Amarilla. This is the name of a dragon fruit variety with a yellow peel, also called “yellow pitaya” (its botanical name is Selenicereus megalanthus). The flesh is white with lots of edible black seeds, this being a characteristic common to all types of dragon fruit.
Blanca. Another term used to indicate the white-fleshed variety (botanical name: Hylocereus undatus) which, in this case, has a pinkish-red peel: this is the most common variety of all to be found on world markets.
Ching He Huang. The famous author and presenter of the BBC programme Chinese Food Made Easy has presented dragon fruit (together with lychees) in this exotic reinterpretation of the Pavlova dessert.
Dragon Blood Punch and co. The juice of this fruit is also used to aromatize and colour many non-alcoholic beverages, as well as cocktails such Dragon’s Blood Punc and Pitahaya Margaritas.
Etymology.
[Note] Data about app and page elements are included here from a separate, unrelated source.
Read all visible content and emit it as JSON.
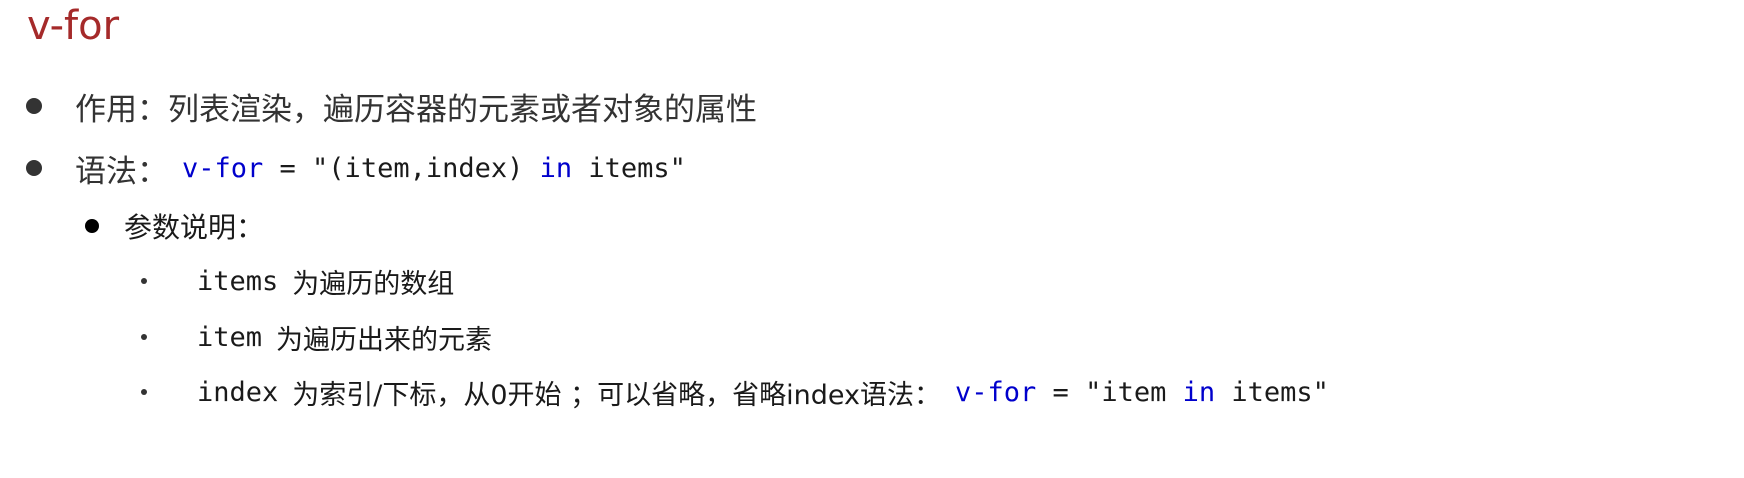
{
  "title": "v-for",
  "bullets": {
    "effect": {
      "text": "作用：列表渲染，遍历容器的元素或者对象的属性"
    },
    "syntax": {
      "label": "语法：",
      "code_kw": "v-for",
      "code_rest_1": " = \"(item,index) ",
      "code_kw2": "in",
      "code_rest_2": " items\""
    },
    "params": {
      "label": "参数说明："
    },
    "items": {
      "code": "items",
      "desc": "为遍历的数组"
    },
    "item": {
      "code": "item",
      "desc": "为遍历出来的元素"
    },
    "index": {
      "code": "index",
      "desc_1": "为索引/下标，从0开始 ；可以省略，省略index语法：",
      "code_kw": "v-for",
      "code_rest_1": " = \"item ",
      "code_kw2": "in",
      "code_rest_2": " items\""
    }
  },
  "colors": {
    "title": "#a52a2a",
    "keyword": "#0000cc",
    "text": "#333333"
  }
}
The scientific name of the Hylocereus genus derives from the Greek word “hyle” (indicating woody material) and from the Latin “cereus” (meaning wax-like, referring to the look of the peel). On the other hand, the Latin adjective “undatus” (identifying the more common white-fleshed variety) refers to the undulated appearance of the ripe fruit.